**ABOUT THIS TASK:** Down to the last line, print the data that follows exactly, without its pictures.

**Collected data:**
▬▬▬▬▬▬▬▬▬▬

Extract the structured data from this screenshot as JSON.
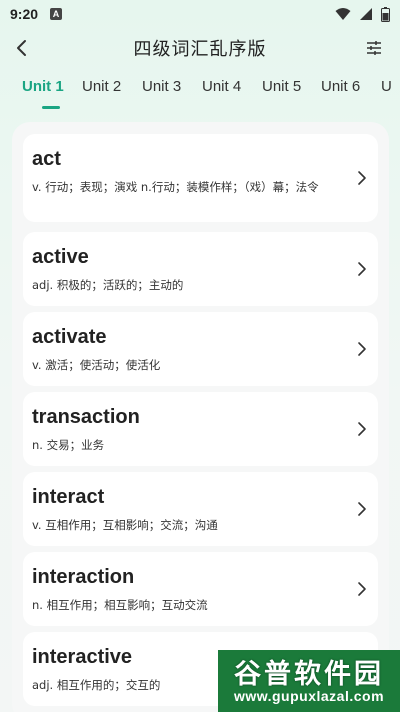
{
  "status_bar": {
    "time": "9:20",
    "notification_letter": "A"
  },
  "header": {
    "title": "四级词汇乱序版"
  },
  "tabs": [
    {
      "label": "Unit 1",
      "active": true
    },
    {
      "label": "Unit 2",
      "active": false
    },
    {
      "label": "Unit 3",
      "active": false
    },
    {
      "label": "Unit 4",
      "active": false
    },
    {
      "label": "Unit 5",
      "active": false
    },
    {
      "label": "Unit 6",
      "active": false
    },
    {
      "label": "U",
      "active": false
    }
  ],
  "words": [
    {
      "word": "act",
      "meaning": "v. 行动；表现；演戏 n.行动；装模作样；（戏）幕；法令"
    },
    {
      "word": "active",
      "meaning": "adj. 积极的；活跃的；主动的"
    },
    {
      "word": "activate",
      "meaning": "v. 激活；使活动；使活化"
    },
    {
      "word": "transaction",
      "meaning": "n. 交易；业务"
    },
    {
      "word": "interact",
      "meaning": "v. 互相作用；互相影响；交流；沟通"
    },
    {
      "word": "interaction",
      "meaning": "n. 相互作用；相互影响；互动交流"
    },
    {
      "word": "interactive",
      "meaning": "adj. 相互作用的；交互的"
    }
  ],
  "watermark": {
    "top": "谷普软件园",
    "bottom": "www.gupuxlazal.com"
  },
  "colors": {
    "accent": "#1aa583",
    "watermark_bg": "#1b7a3a"
  }
}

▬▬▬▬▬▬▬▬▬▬

**COMPLETED EXERCISE:**
Extract the structured data from this screenshot as JSON.
{
  "status_bar": {
    "time": "9:20",
    "notification_letter": "A"
  },
  "header": {
    "title": "四级词汇乱序版"
  },
  "tabs": [
    {
      "label": "Unit 1",
      "active": true
    },
    {
      "label": "Unit 2",
      "active": false
    },
    {
      "label": "Unit 3",
      "active": false
    },
    {
      "label": "Unit 4",
      "active": false
    },
    {
      "label": "Unit 5",
      "active": false
    },
    {
      "label": "Unit 6",
      "active": false
    },
    {
      "label": "U",
      "active": false
    }
  ],
  "words": [
    {
      "word": "act",
      "meaning": "v. 行动；表现；演戏 n.行动；装模作样；（戏）幕；法令"
    },
    {
      "word": "active",
      "meaning": "adj. 积极的；活跃的；主动的"
    },
    {
      "word": "activate",
      "meaning": "v. 激活；使活动；使活化"
    },
    {
      "word": "transaction",
      "meaning": "n. 交易；业务"
    },
    {
      "word": "interact",
      "meaning": "v. 互相作用；互相影响；交流；沟通"
    },
    {
      "word": "interaction",
      "meaning": "n. 相互作用；相互影响；互动交流"
    },
    {
      "word": "interactive",
      "meaning": "adj. 相互作用的；交互的"
    }
  ],
  "watermark": {
    "top": "谷普软件园",
    "bottom": "www.gupuxlazal.com"
  },
  "colors": {
    "accent": "#1aa583",
    "watermark_bg": "#1b7a3a"
  }
}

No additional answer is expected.